Using the records below, report how many lines hold "content", with no extra text.

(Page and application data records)
········

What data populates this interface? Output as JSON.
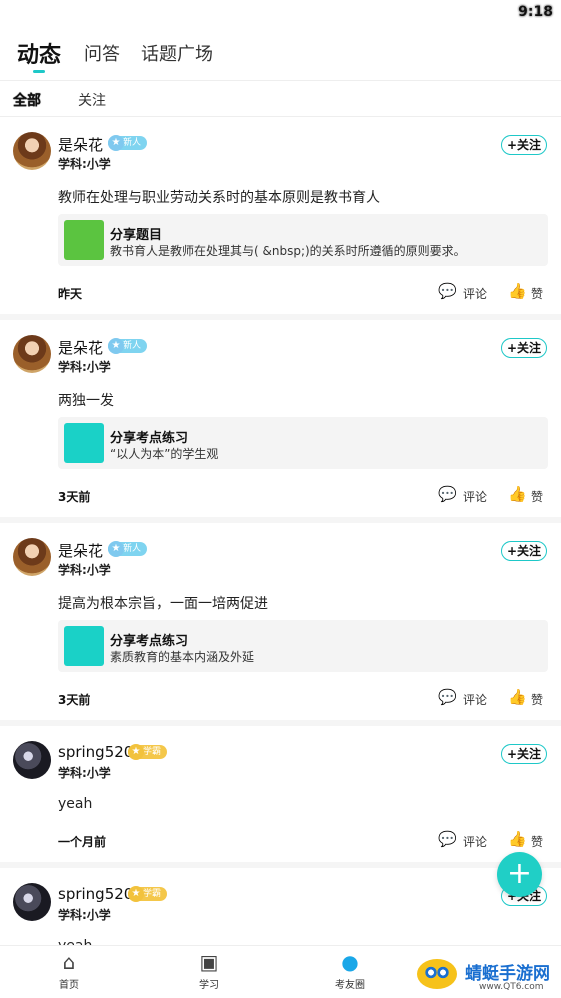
{
  "status_bar": {
    "time": "9:18"
  },
  "top_tabs": [
    "动态",
    "问答",
    "话题广场"
  ],
  "sub_tabs": [
    "全部",
    "关注"
  ],
  "follow_label": "+关注",
  "comment_label": "评论",
  "like_label": "赞",
  "posts": [
    {
      "user": "是朵花",
      "badge": "新人",
      "subject": "学科:小学",
      "content": "教师在处理与职业劳动关系时的基本原则是教书育人",
      "share_title": "分享题目",
      "share_sub": "教书育人是教师在处理其与( &nbsp;)的关系时所遵循的原则要求。",
      "time": "昨天"
    },
    {
      "user": "是朵花",
      "badge": "新人",
      "subject": "学科:小学",
      "content": "两独一发",
      "share_title": "分享考点练习",
      "share_sub": "“以人为本”的学生观",
      "time": "3天前"
    },
    {
      "user": "是朵花",
      "badge": "新人",
      "subject": "学科:小学",
      "content": "提高为根本宗旨，一面一培两促进",
      "share_title": "分享考点练习",
      "share_sub": "素质教育的基本内涵及外延",
      "time": "3天前"
    },
    {
      "user": "spring520",
      "badge": "学霸",
      "subject": "学科:小学",
      "content": "yeah",
      "time": "一个月前"
    },
    {
      "user": "spring520",
      "badge": "学霸",
      "subject": "学科:小学",
      "content": "yeah"
    }
  ],
  "bottom_nav": [
    "首页",
    "学习",
    "考友圈"
  ],
  "watermark": {
    "title": "蜻蜓手游网",
    "url": "www.QT6.com"
  },
  "colors": {
    "accent": "#1ec8c8",
    "fab": "#20cfc6",
    "badge_new": "#7fd4f0",
    "badge_scholar": "#f4c74a"
  }
}
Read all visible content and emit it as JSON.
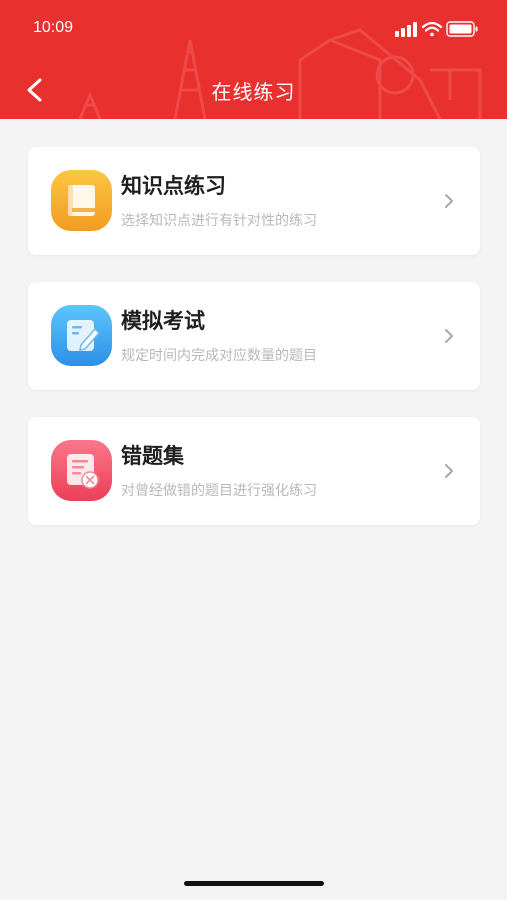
{
  "status_bar": {
    "time": "10:09"
  },
  "header": {
    "title": "在线练习",
    "back_icon": "chevron-left-icon"
  },
  "colors": {
    "header_bg": "#e8302f",
    "icon_orange": "#f5a623",
    "icon_blue": "#3aa7f0",
    "icon_pink": "#f0566b"
  },
  "menu": [
    {
      "title": "知识点练习",
      "subtitle": "选择知识点进行有针对性的练习",
      "icon": "book-icon"
    },
    {
      "title": "模拟考试",
      "subtitle": "规定时间内完成对应数量的题目",
      "icon": "exam-pencil-icon"
    },
    {
      "title": "错题集",
      "subtitle": "对曾经做错的题目进行强化练习",
      "icon": "wrong-answer-icon"
    }
  ]
}
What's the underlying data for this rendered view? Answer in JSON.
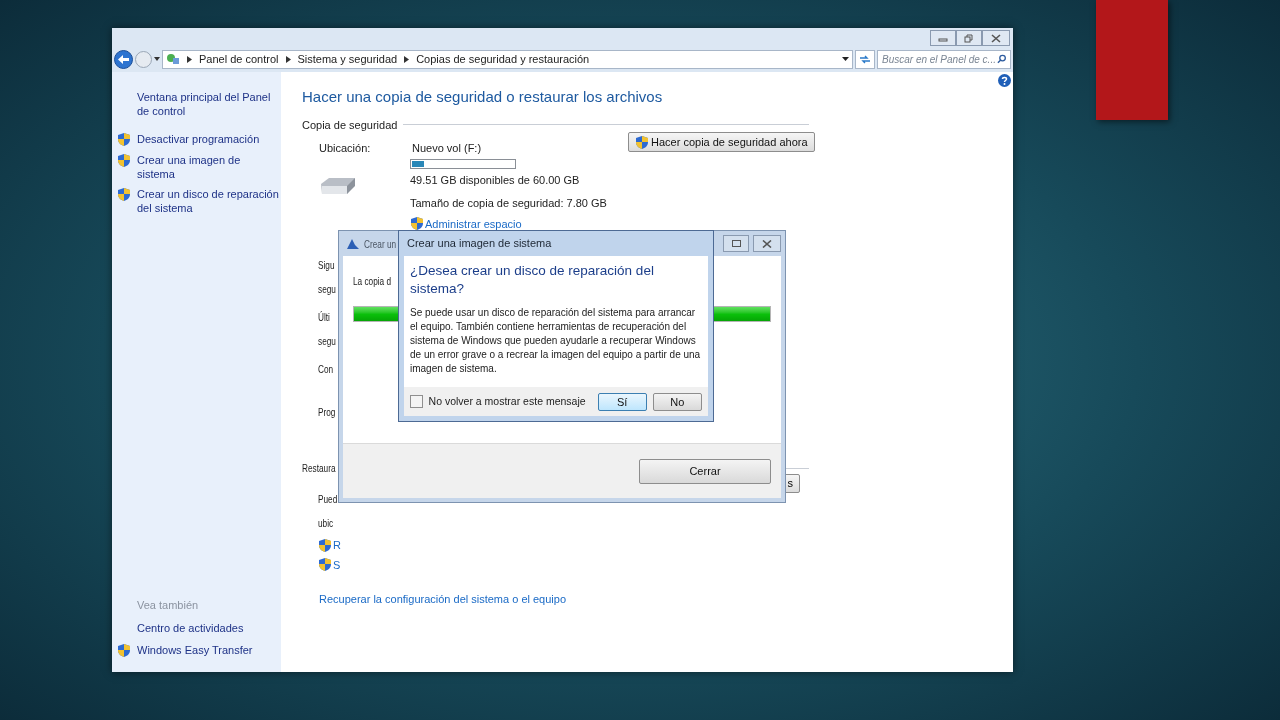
{
  "window": {
    "breadcrumb": [
      "Panel de control",
      "Sistema y seguridad",
      "Copias de seguridad y restauración"
    ],
    "search": {
      "placeholder": "Buscar en el Panel de c..."
    }
  },
  "sidebar": {
    "items": [
      {
        "label": "Ventana principal del Panel de control",
        "shield": false
      },
      {
        "label": "Desactivar programación",
        "shield": true
      },
      {
        "label": "Crear una imagen de sistema",
        "shield": true
      },
      {
        "label": "Crear un disco de reparación del sistema",
        "shield": true
      }
    ],
    "see_also": {
      "title": "Vea también",
      "items": [
        {
          "label": "Centro de actividades",
          "shield": false
        },
        {
          "label": "Windows Easy Transfer",
          "shield": true
        }
      ]
    }
  },
  "content": {
    "title": "Hacer una copia de seguridad o restaurar los archivos",
    "backup": {
      "section": "Copia de seguridad",
      "location_label": "Ubicación:",
      "location": "Nuevo vol (F:)",
      "level": 0.12,
      "available": "49.51 GB disponibles de 60.00 GB",
      "size": "Tamaño de copia de seguridad: 7.80 GB",
      "manage_link": "Administrar espacio",
      "button": "Hacer copia de seguridad ahora",
      "cut_groups": [
        [
          "Sigu",
          "segu"
        ],
        [
          "Últi",
          "segu"
        ],
        [
          "Con"
        ],
        [
          "Prog"
        ]
      ]
    },
    "restore": {
      "section": "Restaura",
      "lines": [
        "Pued",
        "ubic"
      ],
      "links": [
        "R",
        "S"
      ],
      "button": "s"
    },
    "recover_link": "Recuperar la configuración del sistema o el equipo"
  },
  "progress_dialog": {
    "title": "Crear un",
    "text": "La copia d",
    "level": 1,
    "close_button": "Cerrar"
  },
  "prompt": {
    "title": "Crear una imagen de sistema",
    "heading": "¿Desea crear un disco de reparación del sistema?",
    "body": "Se puede usar un disco de reparación del sistema para arrancar el equipo. También contiene herramientas de recuperación del sistema de Windows que pueden ayudarle a recuperar Windows de un error grave o a recrear la imagen del equipo a partir de una imagen de sistema.",
    "checkbox": {
      "label": "No volver a mostrar este mensaje",
      "checked": false
    },
    "buttons": [
      {
        "label": "Sí",
        "default": true
      },
      {
        "label": "No",
        "default": false
      }
    ]
  }
}
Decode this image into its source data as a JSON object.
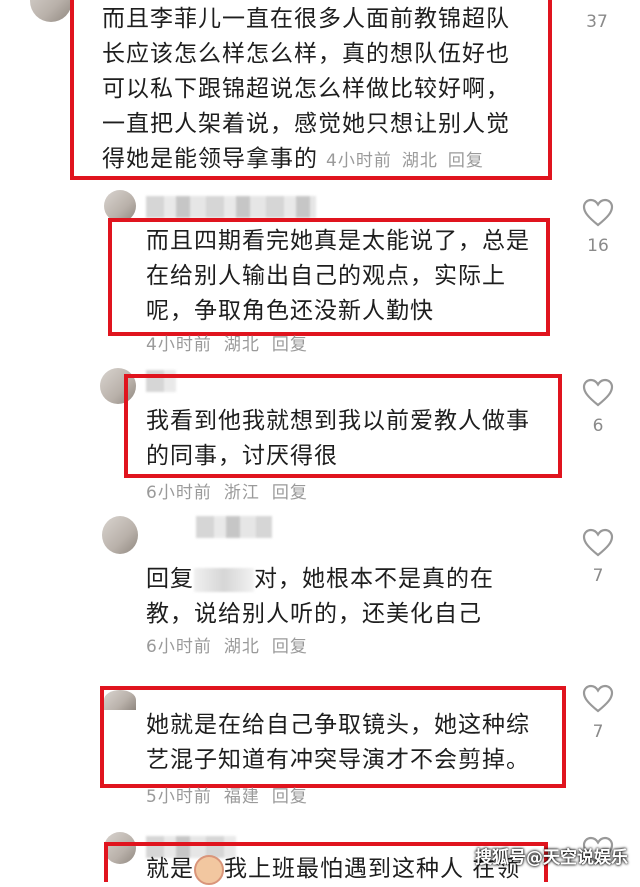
{
  "comments": [
    {
      "lines": [
        "而且李菲儿一直在很多人面前教锦超队",
        "长应该怎么样怎么样，真的想队伍好也",
        "可以私下跟锦超说怎么样做比较好啊，",
        "一直把人架着说，感觉她只想让别人觉",
        "得她是能领导拿事的"
      ],
      "time": "4小时前",
      "location": "湖北",
      "reply": "回复",
      "likes": "37"
    },
    {
      "lines": [
        "而且四期看完她真是太能说了，总是",
        "在给别人输出自己的观点，实际上",
        "呢，争取角色还没新人勤快"
      ],
      "time": "4小时前",
      "location": "湖北",
      "reply": "回复",
      "likes": "16"
    },
    {
      "lines": [
        "我看到他我就想到我以前爱教人做事",
        "的同事，讨厌得很"
      ],
      "time": "6小时前",
      "location": "浙江",
      "reply": "回复",
      "likes": "6"
    },
    {
      "reply_prefix": "回复",
      "lines": [
        "对，她根本不是真的在",
        "教，说给别人听的，还美化自己"
      ],
      "time": "6小时前",
      "location": "湖北",
      "reply": "回复",
      "likes": "7"
    },
    {
      "lines": [
        "她就是在给自己争取镜头，她这种综",
        "艺混子知道有冲突导演才不会剪掉。"
      ],
      "time": "5小时前",
      "location": "福建",
      "reply": "回复",
      "likes": "7"
    },
    {
      "lines_a": "就是",
      "lines_b": "我上班最怕遇到这种人 在领"
    }
  ],
  "watermark": "搜狐号@天空说娱乐",
  "colors": {
    "highlight": "#e0141e",
    "meta": "#9a9a9a"
  }
}
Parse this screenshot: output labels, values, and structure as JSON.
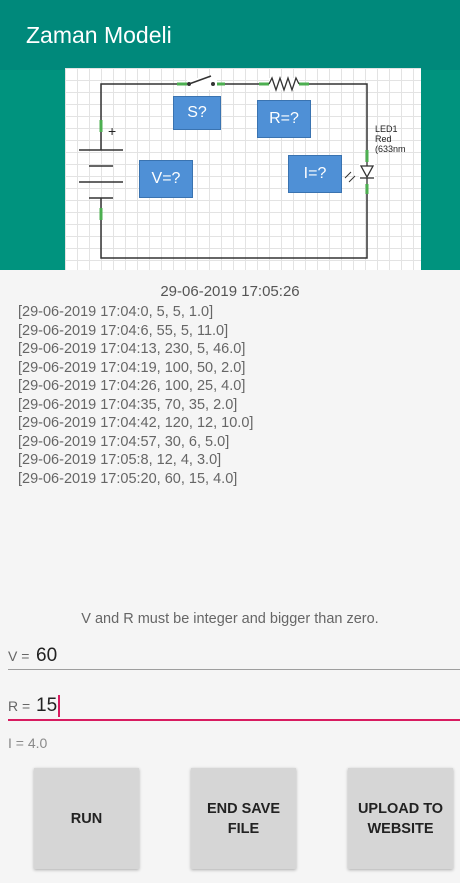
{
  "app": {
    "title": "Zaman Modeli"
  },
  "circuit": {
    "switch_label": "S?",
    "resistor_label": "R=?",
    "voltage_label": "V=?",
    "current_label": "I=?",
    "battery_sign": "+",
    "led_name": "LED1",
    "led_color": "Red (633nm"
  },
  "log": {
    "timestamp": "29-06-2019 17:05:26",
    "entries": [
      "[29-06-2019 17:04:0, 5, 5, 1.0]",
      "[29-06-2019 17:04:6, 55, 5, 11.0]",
      "[29-06-2019 17:04:13, 230, 5, 46.0]",
      "[29-06-2019 17:04:19, 100, 50, 2.0]",
      "[29-06-2019 17:04:26, 100, 25, 4.0]",
      "[29-06-2019 17:04:35, 70, 35, 2.0]",
      "[29-06-2019 17:04:42, 120, 12, 10.0]",
      "[29-06-2019 17:04:57, 30, 6, 5.0]",
      "[29-06-2019 17:05:8, 12, 4, 3.0]",
      "[29-06-2019 17:05:20, 60, 15, 4.0]"
    ]
  },
  "form": {
    "hint": "V and R must be integer and bigger than zero.",
    "v_label": "V =",
    "v_value": "60",
    "r_label": "R =",
    "r_value": "15",
    "result": "I = 4.0"
  },
  "buttons": {
    "run": "RUN",
    "end_save": "END SAVE\nFILE",
    "upload": "UPLOAD TO\nWEBSITE"
  },
  "colors": {
    "appbar": "#00897b",
    "accent": "#d81b60",
    "box": "#4f90d6"
  }
}
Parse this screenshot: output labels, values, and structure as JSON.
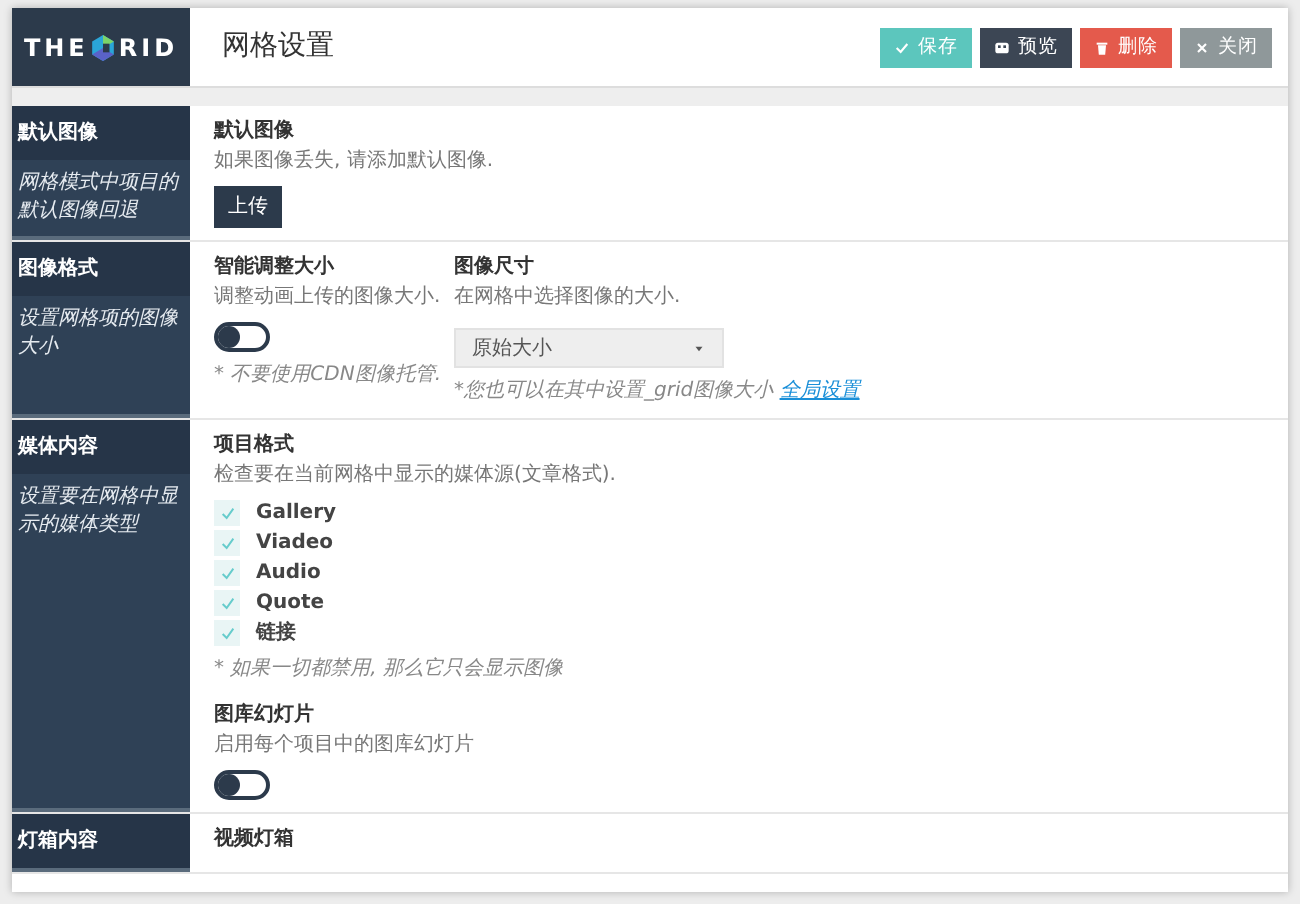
{
  "header": {
    "logo_left": "THE",
    "logo_right": "RID",
    "title": "网格设置",
    "buttons": [
      {
        "label": "保存",
        "kind": "save"
      },
      {
        "label": "预览",
        "kind": "preview"
      },
      {
        "label": "删除",
        "kind": "delete"
      },
      {
        "label": "关闭",
        "kind": "close"
      }
    ]
  },
  "sections": [
    {
      "title": "默认图像",
      "description": "网格模式中项目的默认图像回退",
      "rows": [
        [
          {
            "kind": "upload",
            "title": "默认图像",
            "description": "如果图像丢失, 请添加默认图像.",
            "button": "上传"
          }
        ]
      ]
    },
    {
      "title": "图像格式",
      "description": "设置网格项的图像大小",
      "rows": [
        [
          {
            "kind": "toggle",
            "title": "智能调整大小",
            "description": "调整动画上传的图像大小.",
            "on": false,
            "note": "* 不要使用CDN图像托管."
          },
          {
            "kind": "select",
            "title": "图像尺寸",
            "description": "在网格中选择图像的大小.",
            "value": "原始大小",
            "note": "*您也可以在其中设置_grid图像大小",
            "link": "全局设置"
          }
        ]
      ]
    },
    {
      "title": "媒体内容",
      "description": "设置要在网格中显示的媒体类型",
      "rows": [
        [
          {
            "kind": "checklist",
            "title": "项目格式",
            "description": "检查要在当前网格中显示的媒体源(文章格式).",
            "items": [
              {
                "label": "Gallery",
                "checked": true
              },
              {
                "label": "Viadeo",
                "checked": true
              },
              {
                "label": "Audio",
                "checked": true
              },
              {
                "label": "Quote",
                "checked": true
              },
              {
                "label": "链接",
                "checked": true
              }
            ],
            "note": "* 如果一切都禁用, 那么它只会显示图像"
          }
        ],
        [
          {
            "kind": "toggle",
            "title": "图库幻灯片",
            "description": "启用每个项目中的图库幻灯片",
            "on": false
          }
        ]
      ]
    },
    {
      "title": "灯箱内容",
      "rows": [
        [
          {
            "kind": "heading",
            "title": "视频灯箱"
          }
        ]
      ]
    }
  ]
}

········

- _Task solution_: 7